It is commonly agreed that the success of future proof assistants will
rely on their ability to incorporate computations within deductions in
order to mimic the mathematician when replacing the proof of a
proposition P by the proof of an equivalent proposition P' obtained
from P thanks to possibly complex calculations.
In this paper, we investigate a new version of the calculus of
constructions which incorporates arbitrary decision procedures into
deductions via the conversion rule of the calculus. Besides the
novelty of the problem itself in the context of the calculus of
constructions, a major technical innovation of this work lies in the
fact that the computation mechanism varies along proof-checking: goals
are sent to the decision procedure together with the set of user
hypotheses available from the current context. Our main result shows
that this extension of the calculus of constructions does not
compromise its main properties: confluency, strong normalization and
decidability of proof-checking are all preserved.
We also show in detail how a goal to be proved in the calculus of
constructions is actually transformed into a goal in a decidable
first-order theory. Based on this transformation, we are currently
developping a new version of Coq implementing this calculus, taking

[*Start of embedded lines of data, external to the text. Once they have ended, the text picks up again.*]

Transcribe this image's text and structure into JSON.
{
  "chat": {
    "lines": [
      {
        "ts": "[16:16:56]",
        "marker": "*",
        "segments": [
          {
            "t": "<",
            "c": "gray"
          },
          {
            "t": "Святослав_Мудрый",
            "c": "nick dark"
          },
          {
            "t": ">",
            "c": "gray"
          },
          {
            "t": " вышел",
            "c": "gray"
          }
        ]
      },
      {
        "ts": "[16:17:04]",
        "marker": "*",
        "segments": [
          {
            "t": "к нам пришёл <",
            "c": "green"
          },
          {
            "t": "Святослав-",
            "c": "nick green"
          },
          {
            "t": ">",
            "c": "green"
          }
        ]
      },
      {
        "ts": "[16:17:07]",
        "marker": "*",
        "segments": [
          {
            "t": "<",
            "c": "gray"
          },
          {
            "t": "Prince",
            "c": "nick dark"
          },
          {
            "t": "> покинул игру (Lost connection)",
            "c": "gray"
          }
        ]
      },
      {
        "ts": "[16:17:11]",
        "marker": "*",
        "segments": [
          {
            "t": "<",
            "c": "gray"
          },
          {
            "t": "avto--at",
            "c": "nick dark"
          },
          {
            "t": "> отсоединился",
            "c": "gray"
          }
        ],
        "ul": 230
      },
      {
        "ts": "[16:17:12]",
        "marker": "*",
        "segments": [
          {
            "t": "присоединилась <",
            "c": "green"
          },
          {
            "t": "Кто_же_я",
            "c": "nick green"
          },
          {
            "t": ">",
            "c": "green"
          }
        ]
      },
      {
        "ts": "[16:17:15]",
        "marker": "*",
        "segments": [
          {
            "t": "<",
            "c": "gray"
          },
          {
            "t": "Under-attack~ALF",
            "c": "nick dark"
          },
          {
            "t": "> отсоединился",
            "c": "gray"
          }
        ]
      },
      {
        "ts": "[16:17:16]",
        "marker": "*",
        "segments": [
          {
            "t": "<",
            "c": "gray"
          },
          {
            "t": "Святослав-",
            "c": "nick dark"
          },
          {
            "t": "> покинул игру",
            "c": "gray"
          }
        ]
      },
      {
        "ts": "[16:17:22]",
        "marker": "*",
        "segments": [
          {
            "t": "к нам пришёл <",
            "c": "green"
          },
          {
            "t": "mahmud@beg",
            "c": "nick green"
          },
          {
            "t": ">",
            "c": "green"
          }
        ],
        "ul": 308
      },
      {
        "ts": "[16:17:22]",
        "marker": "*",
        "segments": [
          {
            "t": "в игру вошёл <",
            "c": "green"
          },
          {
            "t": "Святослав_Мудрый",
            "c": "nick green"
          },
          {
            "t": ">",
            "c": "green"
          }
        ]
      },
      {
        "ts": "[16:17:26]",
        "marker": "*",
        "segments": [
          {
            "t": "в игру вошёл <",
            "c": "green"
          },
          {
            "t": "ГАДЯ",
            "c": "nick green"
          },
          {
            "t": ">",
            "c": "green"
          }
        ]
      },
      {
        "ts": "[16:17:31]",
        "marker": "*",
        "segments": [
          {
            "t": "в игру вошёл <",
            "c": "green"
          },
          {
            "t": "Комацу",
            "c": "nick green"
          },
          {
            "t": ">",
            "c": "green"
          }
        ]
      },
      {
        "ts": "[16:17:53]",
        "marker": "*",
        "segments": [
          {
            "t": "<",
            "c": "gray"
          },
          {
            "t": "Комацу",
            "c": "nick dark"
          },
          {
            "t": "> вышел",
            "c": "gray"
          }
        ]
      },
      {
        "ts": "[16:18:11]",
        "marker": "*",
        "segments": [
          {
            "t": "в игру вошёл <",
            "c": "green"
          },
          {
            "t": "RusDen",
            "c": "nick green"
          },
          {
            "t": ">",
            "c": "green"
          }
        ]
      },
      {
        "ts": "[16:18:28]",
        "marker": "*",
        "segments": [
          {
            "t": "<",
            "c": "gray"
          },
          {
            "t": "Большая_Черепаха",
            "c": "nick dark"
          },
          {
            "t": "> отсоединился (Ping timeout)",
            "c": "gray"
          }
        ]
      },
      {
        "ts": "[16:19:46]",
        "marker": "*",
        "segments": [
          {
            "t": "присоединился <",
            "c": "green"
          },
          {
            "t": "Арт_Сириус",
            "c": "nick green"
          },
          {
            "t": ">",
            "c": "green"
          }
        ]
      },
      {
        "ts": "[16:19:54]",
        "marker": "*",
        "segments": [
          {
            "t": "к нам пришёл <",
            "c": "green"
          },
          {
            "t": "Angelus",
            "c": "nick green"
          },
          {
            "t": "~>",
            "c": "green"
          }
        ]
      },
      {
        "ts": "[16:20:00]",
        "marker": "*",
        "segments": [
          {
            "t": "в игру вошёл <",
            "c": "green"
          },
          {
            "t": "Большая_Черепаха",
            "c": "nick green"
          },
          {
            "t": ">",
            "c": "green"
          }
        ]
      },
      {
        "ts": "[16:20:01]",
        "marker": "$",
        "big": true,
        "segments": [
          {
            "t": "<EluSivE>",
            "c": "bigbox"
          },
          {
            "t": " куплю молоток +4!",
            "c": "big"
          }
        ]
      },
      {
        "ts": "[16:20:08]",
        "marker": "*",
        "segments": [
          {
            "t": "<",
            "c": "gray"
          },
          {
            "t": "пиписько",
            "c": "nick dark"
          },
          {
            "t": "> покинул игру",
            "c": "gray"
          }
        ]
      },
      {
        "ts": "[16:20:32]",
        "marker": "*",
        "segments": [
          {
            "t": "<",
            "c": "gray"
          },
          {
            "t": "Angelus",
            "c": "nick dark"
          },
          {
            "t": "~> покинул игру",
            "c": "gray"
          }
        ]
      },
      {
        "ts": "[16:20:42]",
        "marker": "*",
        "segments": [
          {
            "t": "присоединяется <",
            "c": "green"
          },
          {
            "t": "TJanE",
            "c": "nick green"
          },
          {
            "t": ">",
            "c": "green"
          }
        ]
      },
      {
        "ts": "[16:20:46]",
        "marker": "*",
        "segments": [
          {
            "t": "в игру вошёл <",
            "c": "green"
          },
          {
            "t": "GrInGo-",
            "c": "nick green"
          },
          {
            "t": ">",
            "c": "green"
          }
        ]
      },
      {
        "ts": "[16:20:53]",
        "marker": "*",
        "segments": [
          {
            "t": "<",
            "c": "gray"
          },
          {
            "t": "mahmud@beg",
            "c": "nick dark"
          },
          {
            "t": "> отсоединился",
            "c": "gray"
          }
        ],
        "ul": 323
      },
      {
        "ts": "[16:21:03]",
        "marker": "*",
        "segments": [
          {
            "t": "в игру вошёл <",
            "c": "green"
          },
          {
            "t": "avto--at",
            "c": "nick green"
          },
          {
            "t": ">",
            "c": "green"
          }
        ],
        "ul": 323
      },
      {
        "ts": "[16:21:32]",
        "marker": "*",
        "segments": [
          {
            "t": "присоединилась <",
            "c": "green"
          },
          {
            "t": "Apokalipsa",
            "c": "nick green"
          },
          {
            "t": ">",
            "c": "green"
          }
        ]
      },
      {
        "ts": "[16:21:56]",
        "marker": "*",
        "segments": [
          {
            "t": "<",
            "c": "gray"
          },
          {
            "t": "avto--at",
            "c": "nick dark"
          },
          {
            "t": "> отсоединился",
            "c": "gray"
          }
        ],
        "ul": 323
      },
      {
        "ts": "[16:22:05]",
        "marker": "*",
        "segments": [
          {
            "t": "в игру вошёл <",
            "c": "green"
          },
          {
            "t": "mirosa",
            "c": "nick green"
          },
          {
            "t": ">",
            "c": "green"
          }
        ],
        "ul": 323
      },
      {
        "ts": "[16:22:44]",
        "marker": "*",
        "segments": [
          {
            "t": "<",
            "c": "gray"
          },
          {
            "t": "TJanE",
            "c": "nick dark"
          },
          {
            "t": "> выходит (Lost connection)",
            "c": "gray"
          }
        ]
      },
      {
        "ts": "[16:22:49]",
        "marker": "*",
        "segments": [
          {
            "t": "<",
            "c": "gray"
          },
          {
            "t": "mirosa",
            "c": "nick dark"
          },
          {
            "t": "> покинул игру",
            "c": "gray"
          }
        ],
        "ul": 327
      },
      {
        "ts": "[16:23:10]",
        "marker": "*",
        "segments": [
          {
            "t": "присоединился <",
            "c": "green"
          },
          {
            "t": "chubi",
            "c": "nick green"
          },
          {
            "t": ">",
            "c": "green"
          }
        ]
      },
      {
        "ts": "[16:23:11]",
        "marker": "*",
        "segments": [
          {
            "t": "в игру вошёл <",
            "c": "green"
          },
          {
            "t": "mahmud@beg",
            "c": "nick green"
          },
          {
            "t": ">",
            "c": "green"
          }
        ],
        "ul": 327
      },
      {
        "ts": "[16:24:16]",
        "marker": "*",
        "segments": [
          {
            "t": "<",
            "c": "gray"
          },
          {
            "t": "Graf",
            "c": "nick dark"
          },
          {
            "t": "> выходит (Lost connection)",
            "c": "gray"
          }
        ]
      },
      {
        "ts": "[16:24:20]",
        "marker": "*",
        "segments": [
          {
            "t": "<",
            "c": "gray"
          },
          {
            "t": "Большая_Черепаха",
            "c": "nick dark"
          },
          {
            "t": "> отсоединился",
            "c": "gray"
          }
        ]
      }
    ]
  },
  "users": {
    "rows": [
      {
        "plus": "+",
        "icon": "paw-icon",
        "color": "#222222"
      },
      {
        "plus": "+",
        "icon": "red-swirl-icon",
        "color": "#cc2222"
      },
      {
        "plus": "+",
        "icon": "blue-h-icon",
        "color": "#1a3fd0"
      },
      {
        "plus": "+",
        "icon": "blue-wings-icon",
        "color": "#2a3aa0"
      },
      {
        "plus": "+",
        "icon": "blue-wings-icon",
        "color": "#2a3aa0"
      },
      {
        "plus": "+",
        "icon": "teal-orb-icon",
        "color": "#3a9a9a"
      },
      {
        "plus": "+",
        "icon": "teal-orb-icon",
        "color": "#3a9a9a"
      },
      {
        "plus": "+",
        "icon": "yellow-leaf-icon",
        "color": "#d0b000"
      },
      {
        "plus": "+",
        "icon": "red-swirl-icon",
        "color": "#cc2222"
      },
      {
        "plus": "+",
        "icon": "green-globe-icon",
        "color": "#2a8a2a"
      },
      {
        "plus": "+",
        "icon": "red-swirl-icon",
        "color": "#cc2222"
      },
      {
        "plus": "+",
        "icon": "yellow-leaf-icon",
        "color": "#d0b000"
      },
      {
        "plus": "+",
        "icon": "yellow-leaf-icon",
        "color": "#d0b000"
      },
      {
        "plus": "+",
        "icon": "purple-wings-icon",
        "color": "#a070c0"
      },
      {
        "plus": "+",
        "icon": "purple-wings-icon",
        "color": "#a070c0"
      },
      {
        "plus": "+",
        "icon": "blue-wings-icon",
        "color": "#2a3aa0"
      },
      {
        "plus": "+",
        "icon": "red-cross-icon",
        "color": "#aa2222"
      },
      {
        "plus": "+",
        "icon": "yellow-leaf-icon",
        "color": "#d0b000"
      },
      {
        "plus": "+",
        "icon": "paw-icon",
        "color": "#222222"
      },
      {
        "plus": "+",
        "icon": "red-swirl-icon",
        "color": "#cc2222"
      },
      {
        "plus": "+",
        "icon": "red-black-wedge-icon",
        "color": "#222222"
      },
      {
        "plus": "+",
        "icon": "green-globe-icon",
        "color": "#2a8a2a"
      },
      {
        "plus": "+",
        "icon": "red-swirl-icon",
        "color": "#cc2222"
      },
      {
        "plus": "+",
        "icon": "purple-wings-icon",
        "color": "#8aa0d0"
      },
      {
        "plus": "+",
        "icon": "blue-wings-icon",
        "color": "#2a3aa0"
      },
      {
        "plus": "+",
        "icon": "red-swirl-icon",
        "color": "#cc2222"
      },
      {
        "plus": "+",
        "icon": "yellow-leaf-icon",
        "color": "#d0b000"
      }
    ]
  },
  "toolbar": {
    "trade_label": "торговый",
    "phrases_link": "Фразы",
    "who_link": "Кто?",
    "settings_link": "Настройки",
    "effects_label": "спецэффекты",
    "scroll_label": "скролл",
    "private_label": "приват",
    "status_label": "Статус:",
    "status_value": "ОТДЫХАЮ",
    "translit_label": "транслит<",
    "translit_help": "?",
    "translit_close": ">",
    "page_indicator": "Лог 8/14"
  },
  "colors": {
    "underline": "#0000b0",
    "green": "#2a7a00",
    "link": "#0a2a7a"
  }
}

linear arithmetic and the theory of lists as targets combined via
Shostak's algorithm.